By Lee DeOrio
Another year, another AHIMA conference in the books. Here are a few observations from the recently concluded get-together in picturesque Salt Lake City.
• What does every coding manager desire this holiday season? Conscientious doctors who document with zeal. Nearly every discussion that involved ICD-10, audits, compliance, data mining, and so on ended with audience members telling the speaker that there’s not a single strategy or technology available that is worth its weight in coding manuals unless there is proper documentation.
• Don’t look now but 2015 marks the arrival of ICD-11. It took the United States 23 years to adopt ICD-10 following its introduction in 1990, so who knows how long it will take its heir apparent to hit these shores.
• If the industry doesn’t agree on standards and standardized terminologies, it could very well be headed toward an “e-Tower of Babel,” according to T. B. Ustun, team coordinator of classification, terminologies, and standards at the World Health Organization, who entertained a general session with his charming misaligned metaphors and sly pokes at American culture.
• Education sessions devoted to transcription were few and far between.

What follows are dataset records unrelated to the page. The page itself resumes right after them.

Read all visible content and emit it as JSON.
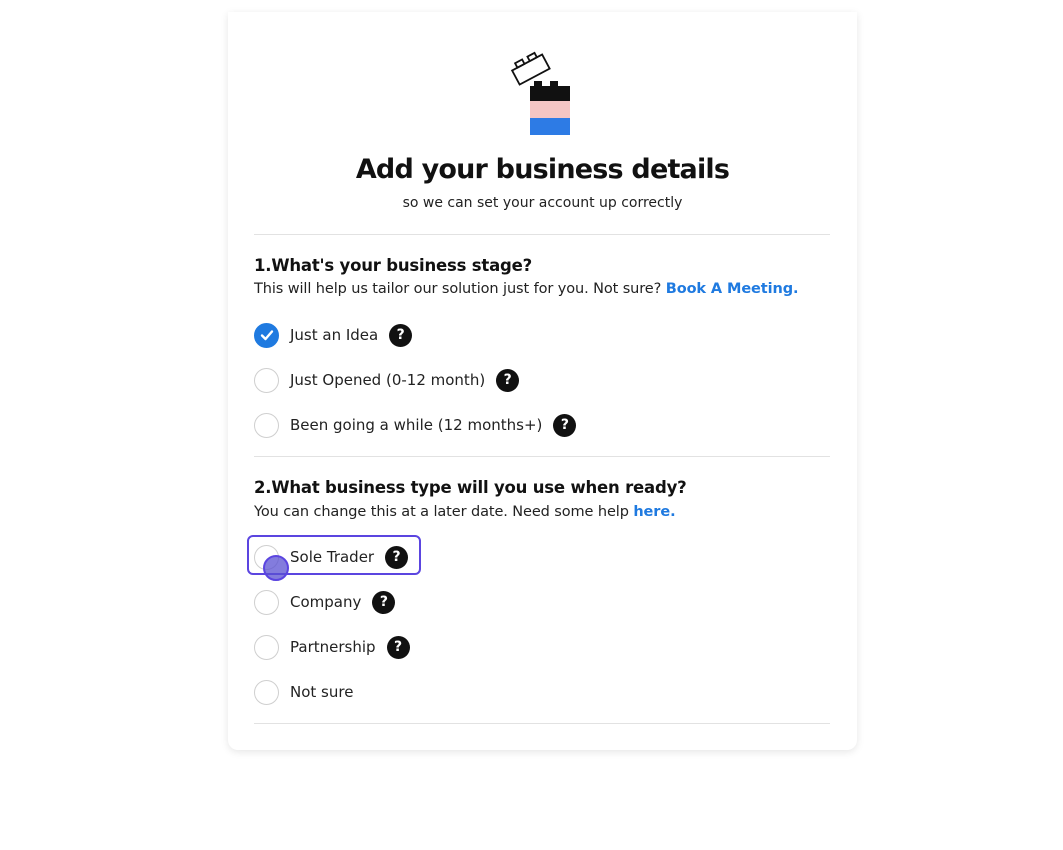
{
  "header": {
    "title": "Add your business details",
    "subtitle": "so we can set your account up correctly"
  },
  "question1": {
    "title": "1.What's your business stage?",
    "help_text": "This will help us tailor our solution just for you. Not sure?",
    "help_link": "Book A Meeting.",
    "options": [
      {
        "label": "Just an Idea",
        "checked": true,
        "has_help": true
      },
      {
        "label": "Just Opened (0-12 month)",
        "checked": false,
        "has_help": true
      },
      {
        "label": "Been going a while (12 months+)",
        "checked": false,
        "has_help": true
      }
    ]
  },
  "question2": {
    "title": "2.What business type will you use when ready?",
    "help_text": "You can change this at a later date. Need some help",
    "help_link": "here.",
    "options": [
      {
        "label": "Sole Trader",
        "checked": false,
        "has_help": true,
        "focused": true
      },
      {
        "label": "Company",
        "checked": false,
        "has_help": true
      },
      {
        "label": "Partnership",
        "checked": false,
        "has_help": true
      },
      {
        "label": "Not sure",
        "checked": false,
        "has_help": false
      }
    ]
  },
  "icons": {
    "help": "?",
    "help_icon_name": "question-circle-icon",
    "check_icon_name": "checkmark-icon",
    "logo_icon_name": "stacked-blocks-logo-icon"
  },
  "colors": {
    "accent": "#1f7ae0",
    "focus": "#5b45e0",
    "logo_black": "#111111",
    "logo_pink": "#f4c6c4",
    "logo_blue": "#2d7be5"
  }
}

The one I did find had few fannies in the seats. Sadly for medical transcriptionists, it could be a sign of the times.
• Word was that the final rules regarding HIPAA changes under the HITECH Act and accounting of disclosures will be announced sometime between Thanksgiving and Christmas or “heads will roll.” In a talk on patient access, the AHIMA’s Lou Ann Wiedemann raised a few eyebrows when she relayed a story from Sue McAndrew, deputy director for health information privacy at the Office for Civil Rights, who said she gets daily calls asking her when the HIPAA rule goes final. That is, the original HIPAA rule, circa 1996. Yikes.

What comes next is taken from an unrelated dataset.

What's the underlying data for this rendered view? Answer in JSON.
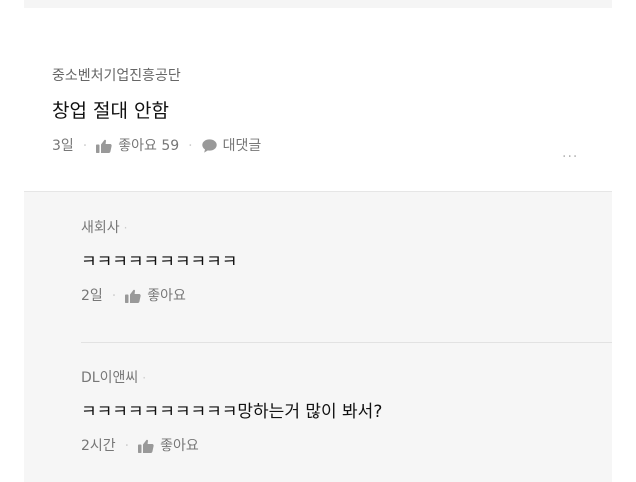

• Want to help your organization prevent privacy violations? Become a wanderer. That’s a suggestion from Mary Poulson, regional director of compliance at Mednax Services, who said HIM staff should make time to periodically walk around the hospital observing and “digging,” as in rifling through wastebaskets to see whether protected health information has been improperly discarded.
• With several major changes—most notably ICD-10—around the corner, coders appear to be placing a renewed emphasis on education. Several I spoke with announced their intentions to take classes or are in the process of doing so.